We demonstrate the use of a color center laser in a pump- and-probe correlation technique which enables us to extend the probe spectral range into the infrared. As a result, we find strong photoinduced infrared absorption in several (pi) -conjugated polymers and oligomers. We associate this absorption with optical transitions in the singlet exciton manifold.
We have investigated the lasing properties of several luminescent conducting polymers, i.e. DOO-PPV and the bi- substituted polyacetylenes PDPA-nBu, and PHxPA, dissolved in various polar and non-polar solvents. PPV polymers emit with high quantum efficiencies in broad emission bands cantered in the orange/red region of the spectrum, depending on the solvent, and the PDPA polymers emit in the blue/green region. Our tested laser resonators include polymer solutions excited with 100 ps pulses from a regeneratively amplified mode-locked Nd:YAG laser. We obtain pulsed, low-threshold laser operation with repetition rate of up to 1 kHz. Resulting mainly from recent reported originally in the literature. The dependencies of threshold pump energy and output versus input power characteristics on material parameters are investigated for a fixed optical gain length. The results are compared with the standard Rhodamine 590 organic dye system used in the same wavelength regions. We have observed that the well know phenomenon of 'concentration quenching' in dye molecules does not happen in polymers. Spectral narrowing in PDPA-nBu solution, emitting near 500 nm, is also obtained for the first time.

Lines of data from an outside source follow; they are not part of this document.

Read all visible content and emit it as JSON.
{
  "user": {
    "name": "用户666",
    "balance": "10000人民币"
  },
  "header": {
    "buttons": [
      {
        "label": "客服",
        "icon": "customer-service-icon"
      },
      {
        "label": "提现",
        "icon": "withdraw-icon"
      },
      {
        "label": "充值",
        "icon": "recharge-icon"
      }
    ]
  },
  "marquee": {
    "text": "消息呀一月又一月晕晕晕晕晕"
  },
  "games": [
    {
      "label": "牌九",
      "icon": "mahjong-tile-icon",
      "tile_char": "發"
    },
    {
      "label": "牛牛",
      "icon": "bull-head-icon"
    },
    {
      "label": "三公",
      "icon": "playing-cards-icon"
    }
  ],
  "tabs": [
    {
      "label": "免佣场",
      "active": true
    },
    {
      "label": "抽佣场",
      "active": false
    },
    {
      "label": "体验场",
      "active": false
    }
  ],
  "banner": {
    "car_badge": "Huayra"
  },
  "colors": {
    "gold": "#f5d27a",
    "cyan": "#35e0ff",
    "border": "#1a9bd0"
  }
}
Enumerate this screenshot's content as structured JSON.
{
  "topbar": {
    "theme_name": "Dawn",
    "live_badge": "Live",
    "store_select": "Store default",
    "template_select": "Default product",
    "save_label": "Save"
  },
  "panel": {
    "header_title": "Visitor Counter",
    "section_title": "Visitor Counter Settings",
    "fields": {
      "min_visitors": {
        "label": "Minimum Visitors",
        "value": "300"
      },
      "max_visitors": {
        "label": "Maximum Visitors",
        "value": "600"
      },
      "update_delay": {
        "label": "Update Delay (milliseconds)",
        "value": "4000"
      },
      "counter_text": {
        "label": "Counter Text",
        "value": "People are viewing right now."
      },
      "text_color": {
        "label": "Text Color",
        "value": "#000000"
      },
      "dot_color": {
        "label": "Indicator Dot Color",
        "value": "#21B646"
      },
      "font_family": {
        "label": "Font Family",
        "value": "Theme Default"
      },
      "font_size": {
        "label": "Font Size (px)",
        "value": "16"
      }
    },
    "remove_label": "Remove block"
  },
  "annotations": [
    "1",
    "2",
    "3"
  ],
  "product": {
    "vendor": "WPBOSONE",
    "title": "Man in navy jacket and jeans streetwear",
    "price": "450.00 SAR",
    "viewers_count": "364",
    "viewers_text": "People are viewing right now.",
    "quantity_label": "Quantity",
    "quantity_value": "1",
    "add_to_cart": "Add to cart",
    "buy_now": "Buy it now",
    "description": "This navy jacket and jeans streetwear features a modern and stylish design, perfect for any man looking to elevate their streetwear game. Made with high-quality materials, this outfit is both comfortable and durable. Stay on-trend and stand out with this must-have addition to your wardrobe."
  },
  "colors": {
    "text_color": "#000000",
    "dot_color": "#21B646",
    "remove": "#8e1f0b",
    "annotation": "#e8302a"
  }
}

We discuss both cooperative radiation and stimulated emission and consider their role in spectral narrowing of luminescent conducting polymers. We argue that cooperative radiation is favored in films with poor optical confinement. On the other hand, directional stimulated emission can be observed in dilute solution and thin films with superior optical confinement. Spectral narrowing in this case can be achieved by increasing either the excitation length or excitation intensity. The optical gain and loss coefficients are measured. Narrow line (approximately 1.5 cm-1) laser emission is observed in cylindrical microcavities formed by thin polymer films coated around glass fibers in the red and green spectral ranges. The cavity quality factors of these plastic lasers are mainly determined by selfabsorption and estimated to be about 5000.
We have employed the time-resolved photomodulation (PM) technique to study the photoexcitation dynamics of a luminescent (Si-PT) and nonluminescent (s-(CH)x) conducting polymers in the low signal limit. In each polymer, we identify two exponential decay processes in the PM decay, with characteristic time constants T1 and T2, where T1 is of order 1 ps and T2 depends on the specific polymer; T2 in Si-PT is about 50 ps, whereas T2 in s-(CH)x is about 5 ps. The difference in T2 is tentatively attributed to radiative and non-radiative recombination kinetics, respectively. We also found that the PM decay does not show any obvious temperature and intensity dependences, whereas the polarization memory decay is longer at low temperatures.